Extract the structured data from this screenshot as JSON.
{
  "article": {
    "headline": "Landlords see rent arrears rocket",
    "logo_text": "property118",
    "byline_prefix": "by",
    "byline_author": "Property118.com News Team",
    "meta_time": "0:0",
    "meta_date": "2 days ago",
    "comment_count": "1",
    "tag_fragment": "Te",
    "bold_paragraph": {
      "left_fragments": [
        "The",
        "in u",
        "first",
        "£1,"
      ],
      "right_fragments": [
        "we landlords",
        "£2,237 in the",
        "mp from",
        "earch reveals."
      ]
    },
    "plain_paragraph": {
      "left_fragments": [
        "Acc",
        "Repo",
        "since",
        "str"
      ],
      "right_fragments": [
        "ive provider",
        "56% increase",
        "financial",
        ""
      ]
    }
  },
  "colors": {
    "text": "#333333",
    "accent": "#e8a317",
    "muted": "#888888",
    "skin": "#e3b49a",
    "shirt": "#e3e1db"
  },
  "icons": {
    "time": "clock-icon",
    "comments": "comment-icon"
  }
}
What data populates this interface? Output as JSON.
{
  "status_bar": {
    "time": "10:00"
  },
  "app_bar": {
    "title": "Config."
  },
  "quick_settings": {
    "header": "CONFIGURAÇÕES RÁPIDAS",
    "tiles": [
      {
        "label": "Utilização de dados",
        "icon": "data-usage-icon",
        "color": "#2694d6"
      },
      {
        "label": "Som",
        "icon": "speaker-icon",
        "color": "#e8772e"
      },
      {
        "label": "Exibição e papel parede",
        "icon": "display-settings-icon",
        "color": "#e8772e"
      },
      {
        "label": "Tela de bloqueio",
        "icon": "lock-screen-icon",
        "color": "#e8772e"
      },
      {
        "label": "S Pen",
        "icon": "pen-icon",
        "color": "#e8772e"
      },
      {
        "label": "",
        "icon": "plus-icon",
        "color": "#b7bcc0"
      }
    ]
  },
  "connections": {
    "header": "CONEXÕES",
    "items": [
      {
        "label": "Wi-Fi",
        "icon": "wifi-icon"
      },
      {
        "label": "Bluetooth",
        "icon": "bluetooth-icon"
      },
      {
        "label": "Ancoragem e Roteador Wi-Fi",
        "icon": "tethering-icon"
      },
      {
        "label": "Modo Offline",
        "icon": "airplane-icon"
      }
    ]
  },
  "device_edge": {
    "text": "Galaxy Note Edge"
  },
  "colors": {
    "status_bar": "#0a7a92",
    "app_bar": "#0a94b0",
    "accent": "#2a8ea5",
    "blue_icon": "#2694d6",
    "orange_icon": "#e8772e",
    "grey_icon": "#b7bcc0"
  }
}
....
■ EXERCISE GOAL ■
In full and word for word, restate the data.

■ TASK ANSWER ■
Extract the structured data from this screenshot as JSON.
{
  "article": {
    "headline": "Landlords see rent arrears rocket",
    "logo_text": "property118",
    "byline_prefix": "by",
    "byline_author": "Property118.com News Team",
    "meta_time": "0:0",
    "meta_date": "2 days ago",
    "comment_count": "1",
    "tag_fragment": "Te",
    "bold_paragraph": {
      "left_fragments": [
        "The",
        "in u",
        "first",
        "£1,"
      ],
      "right_fragments": [
        "we landlords",
        "£2,237 in the",
        "mp from",
        "earch reveals."
      ]
    },
    "plain_paragraph": {
      "left_fragments": [
        "Acc",
        "Repo",
        "since",
        "str"
      ],
      "right_fragments": [
        "ive provider",
        "56% increase",
        "financial",
        ""
      ]
    }
  },
  "colors": {
    "text": "#333333",
    "accent": "#e8a317",
    "muted": "#888888",
    "skin": "#e3b49a",
    "shirt": "#e3e1db"
  },
  "icons": {
    "time": "clock-icon",
    "comments": "comment-icon"
  }
}
What data populates this interface? Output as JSON.
{
  "status_bar": {
    "time": "10:00"
  },
  "app_bar": {
    "title": "Config."
  },
  "quick_settings": {
    "header": "CONFIGURAÇÕES RÁPIDAS",
    "tiles": [
      {
        "label": "Utilização de dados",
        "icon": "data-usage-icon",
        "color": "#2694d6"
      },
      {
        "label": "Som",
        "icon": "speaker-icon",
        "color": "#e8772e"
      },
      {
        "label": "Exibição e papel parede",
        "icon": "display-settings-icon",
        "color": "#e8772e"
      },
      {
        "label": "Tela de bloqueio",
        "icon": "lock-screen-icon",
        "color": "#e8772e"
      },
      {
        "label": "S Pen",
        "icon": "pen-icon",
        "color": "#e8772e"
      },
      {
        "label": "",
        "icon": "plus-icon",
        "color": "#b7bcc0"
      }
    ]
  },
  "connections": {
    "header": "CONEXÕES",
    "items": [
      {
        "label": "Wi-Fi",
        "icon": "wifi-icon"
      },
      {
        "label": "Bluetooth",
        "icon": "bluetooth-icon"
      },
      {
        "label": "Ancoragem e Roteador Wi-Fi",
        "icon": "tethering-icon"
      },
      {
        "label": "Modo Offline",
        "icon": "airplane-icon"
      }
    ]
  },
  "device_edge": {
    "text": "Galaxy Note Edge"
  },
  "colors": {
    "status_bar": "#0a7a92",
    "app_bar": "#0a94b0",
    "accent": "#2a8ea5",
    "blue_icon": "#2694d6",
    "orange_icon": "#e8772e",
    "grey_icon": "#b7bcc0"
  }
}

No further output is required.